I pulled the vintage typewriter stand out from under its load of boxes and took it out onto the deck today to get a good look at it. And I love everything about it. It might not look like much at first glance, but you will have to trust me when I tell you that it is entrancing.
The wood top has what one might call character.The top is scratched, stained, and gouged. Its got pieces of tape that are almost part of the wood now they’ve been on so long. But I already know what this is going to look like after I give it a couple of good applications of Old English Scratch Cover and so I think I’ll just do that. Sami has offered to sand the top down and shellac it and I know he’ll do a good job and it will be beautiful and like new but I think I prefer to keep the evidence of a former life and leave the marks alone.
Dudes, it’s a genuine Hi-Lo Typewriter Stand by METALSTAND. The hipsters love these things and there are dozens for sale at any given moment on eBay and etsy , in vintage furniture shops and on craigslist. Most people (young know-nothings) describe this as being made in Philadelphia but the blurry print below the “Hi” that you can’t quite make out here says
so I think that means the patent was registered at the U.S. Patent and Trade mark office in Philadelphia. I don’t know how old this is – all google searches produce links to these for sale not to anything about the item itself, but I think that the fact that this went into production before the foot pedal mechanism to adjust the height was patented is a clue that it was made before America became law suit happy. When was that? A bigger clue though is the excruciatingly correct punctuation. When was the last time it was considered proper to put a period after a state abbreviation? Before zip codes were introduced, I think. And the exquisite PHILA., – a period after the abbreviation plus a comma. So exact. This table was made back when there were rules and everybody stuck to them.

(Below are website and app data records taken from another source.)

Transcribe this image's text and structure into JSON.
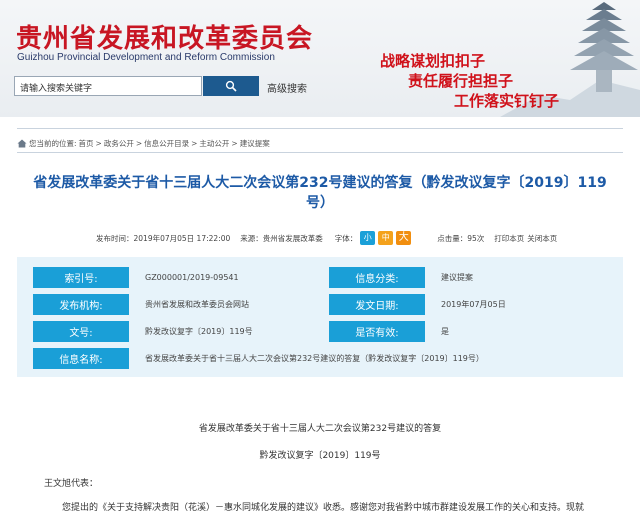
{
  "header": {
    "org_name_cn": "贵州省发展和改革委员会",
    "org_name_en": "Guizhou Provincial Development and Reform Commission",
    "search_placeholder": "请输入搜索关键字",
    "advanced_search": "高级搜索",
    "slogan": [
      "战略谋划扣扣子",
      "责任履行担担子",
      "工作落实钉钉子"
    ],
    "accent": "#c81623"
  },
  "breadcrumb": {
    "prefix": "您当前的位置:",
    "items": [
      "首页",
      "政务公开",
      "信息公开目录",
      "主动公开",
      "建议提案"
    ],
    "sep": ">"
  },
  "article": {
    "title": "省发展改革委关于省十三届人大二次会议第232号建议的答复（黔发改议复字〔2019〕119号）",
    "meta": {
      "publish_label": "发布时间：",
      "publish_time": "2019年07月05日 17:22:00",
      "source_label": "来源：",
      "source": "贵州省发展改革委",
      "font_label": "字体：",
      "font_small": "小",
      "font_mid": "中",
      "font_big": "大",
      "views_label": "点击量：",
      "views": "95次",
      "print": "打印本页",
      "close": "关闭本页"
    }
  },
  "info": {
    "index_label": "索引号:",
    "index_value": "GZ000001/2019-09541",
    "category_label": "信息分类:",
    "category_value": "建议提案",
    "publisher_label": "发布机构:",
    "publisher_value": "贵州省发展和改革委员会网站",
    "date_label": "发文日期:",
    "date_value": "2019年07月05日",
    "docno_label": "文号:",
    "docno_value": "黔发改议复字〔2019〕119号",
    "valid_label": "是否有效:",
    "valid_value": "是",
    "name_label": "信息名称:",
    "name_value": "省发展改革委关于省十三届人大二次会议第232号建议的答复（黔发改议复字〔2019〕119号）"
  },
  "body": {
    "subtitle1": "省发展改革委关于省十三届人大二次会议第232号建议的答复",
    "subtitle2": "黔发改议复字〔2019〕119号",
    "salutation": "王文旭代表：",
    "para1": "您提出的《关于支持解决贵阳（花溪）－惠水同城化发展的建议》收悉。感谢您对我省黔中城市群建设发展工作的关心和支持。现就"
  }
}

It’s got full length brass piano hinges joining the top pieces and a charming 1 2 identifying the top? or the size of the flap?. That sentence was a fine example of how sloppy punctuation can be in modern America and no one would bat an eye let alone criticize or refer to a “rule”.
The spacing and alignment of the stamping on each side is different so I think these marks must have been made by banging on two separate number-shaped chisel things. I love the idea that somebody’s job was stamping numbers onto table top parts.

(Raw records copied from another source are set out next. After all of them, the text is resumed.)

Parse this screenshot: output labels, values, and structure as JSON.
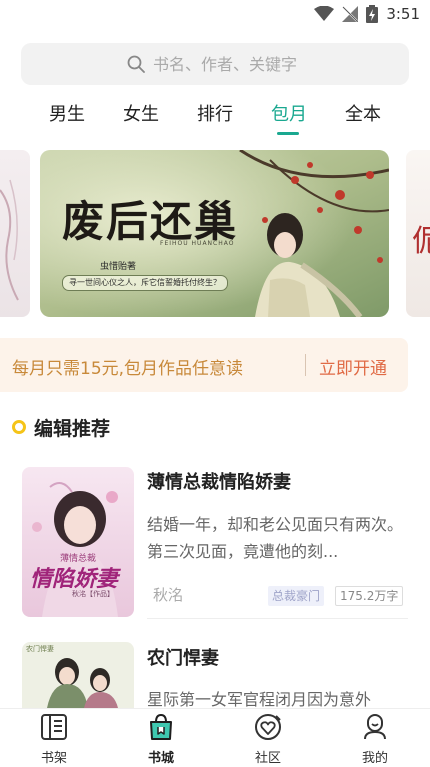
{
  "status_bar": {
    "time": "3:51"
  },
  "search": {
    "placeholder": "书名、作者、关键字"
  },
  "tabs": [
    {
      "label": "男生"
    },
    {
      "label": "女生"
    },
    {
      "label": "排行"
    },
    {
      "label": "包月",
      "active": true
    },
    {
      "label": "全本"
    }
  ],
  "banner": {
    "title": "废后还巢",
    "subtitle": "FEIHOU HUANCHAO",
    "author": "虫惜贻",
    "author_suffix": "著",
    "tagline": "寻一世间心仪之人，斥它信誓婚托付终生？"
  },
  "banner_right": {
    "glyph": "伲"
  },
  "promo": {
    "text": "每月只需15元,包月作品任意读",
    "button": "立即开通"
  },
  "section": {
    "title": "编辑推荐"
  },
  "books": [
    {
      "title": "薄情总裁情陷娇妻",
      "description": "结婚一年，却和老公见面只有两次。第三次见面，竟遭他的刻...",
      "author": "秋洺",
      "category": "总裁豪门",
      "words": "175.2万字",
      "cover_text": {
        "top": "薄情总裁",
        "main": "情陷娇妻",
        "author": "秋洺【作品】"
      }
    },
    {
      "title": "农门悍妻",
      "description": "星际第一女军官程闭月因为意外",
      "cover_text": {
        "top": "农门悍妻"
      }
    }
  ],
  "bottom_nav": [
    {
      "label": "书架",
      "icon": "bookshelf-icon"
    },
    {
      "label": "书城",
      "icon": "bookstore-bag-icon",
      "active": true
    },
    {
      "label": "社区",
      "icon": "community-heart-icon"
    },
    {
      "label": "我的",
      "icon": "profile-icon"
    }
  ],
  "colors": {
    "accent": "#1aa890",
    "promo_bg": "#fdf3ea",
    "promo_text": "#c8893a",
    "promo_button": "#e06a45",
    "section_dot": "#f5c418"
  }
}
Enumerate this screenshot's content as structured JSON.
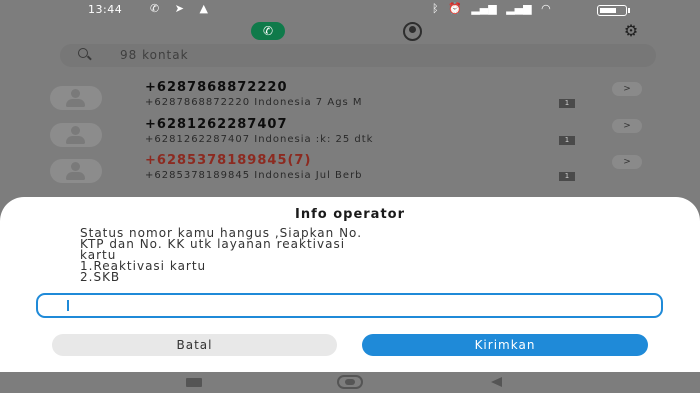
{
  "status_bar": {
    "time": "13:44",
    "left_icons": [
      "whatsapp-icon",
      "telegram-icon",
      "triangle-alert-icon"
    ],
    "right_icons": [
      "bluetooth-icon",
      "alarm-icon",
      "signal-icon",
      "signal-icon",
      "wifi-icon"
    ],
    "battery_level": 0.62
  },
  "tabs": [
    {
      "icon": "phone-icon",
      "active": true
    },
    {
      "icon": "contacts-icon",
      "active": false
    }
  ],
  "search": {
    "placeholder": "98 kontak"
  },
  "call_log": [
    {
      "number": "+6287868872220",
      "detail": "+6287868872220 Indonesia 7 Ags M",
      "sim": "1",
      "missed": false
    },
    {
      "number": "+6281262287407",
      "detail": "+6281262287407 Indonesia :k: 25 dtk",
      "sim": "1",
      "missed": false
    },
    {
      "number": "+6285378189845(7)",
      "detail": "+6285378189845 Indonesia Jul Berb",
      "sim": "1",
      "missed": true
    }
  ],
  "dialog": {
    "title": "Info operator",
    "message_lines": [
      "Status nomor kamu hangus ,Siapkan No.",
      "KTP dan No. KK utk layanan reaktivasi",
      "kartu",
      "1.Reaktivasi kartu",
      "2.SKB"
    ],
    "input_value": "",
    "cancel_label": "Batal",
    "send_label": "Kirimkan"
  },
  "colors": {
    "accent": "#1f8ad8",
    "phone_tab": "#0f7a4a",
    "missed_call": "#8c2a20",
    "dim_overlay": "#7d7d7d"
  }
}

And so now that I am face-to-face with the beautiful reality of it, I am abandoning my turquoise spray paint and woodgrain contact paper plan of last week. The largest majority of vintage typewriter stands on the internet are offered for sale as found (yard salers/garbage pickers), the next largest amount are refinished pieces in the $300-$500 range (hipster furniture refinishers) but there is also a disturbing amount of “upscaled” ones that the chalk paint and decoupage crowd over at Pinterest has gotten their paws on.

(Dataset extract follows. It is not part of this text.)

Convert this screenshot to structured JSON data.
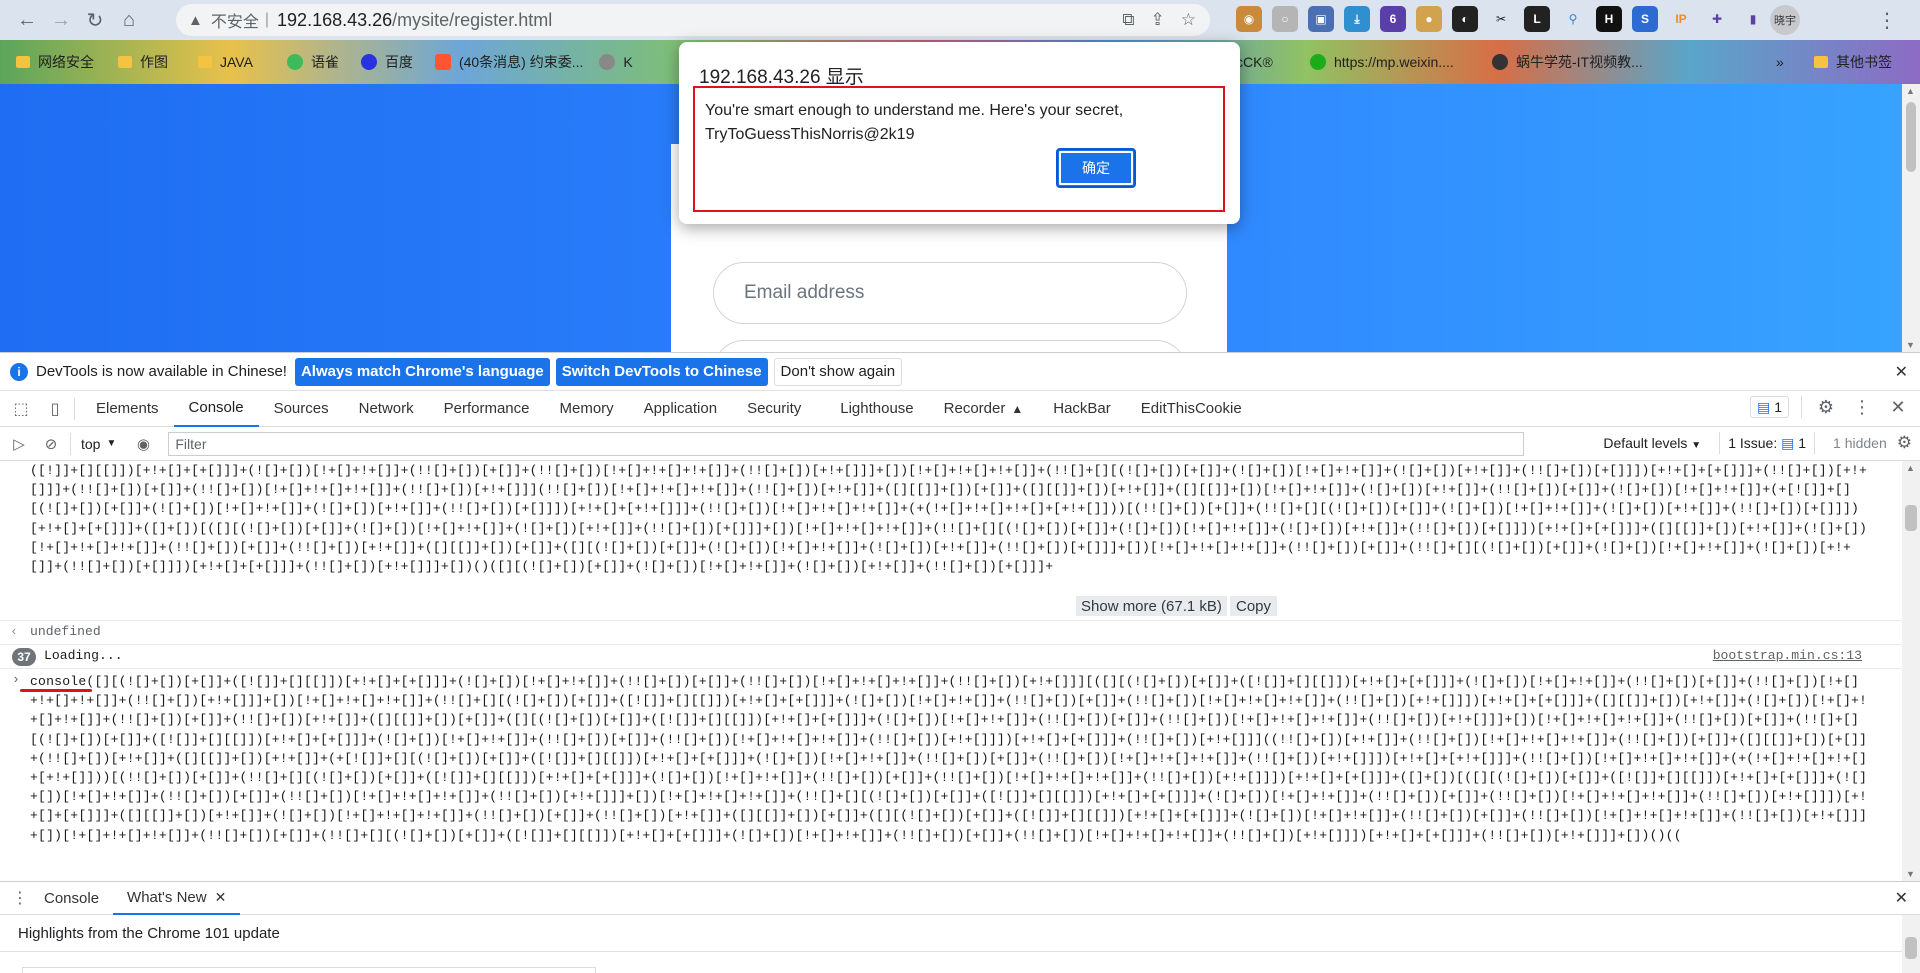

Confession: I do kind of like the addition of a tray to the bottom of that gold and wallpaper one. I might do the same to hold the watering can and fish emulsion drops that my outdoor plants are going to need to make it inside for the length of a New Jersey winter.
UPDATE: I turned my back for a short spin through Goodwill and Dollar Tree and a helpful husband pulled out his sander and “helped” me with the tabletop.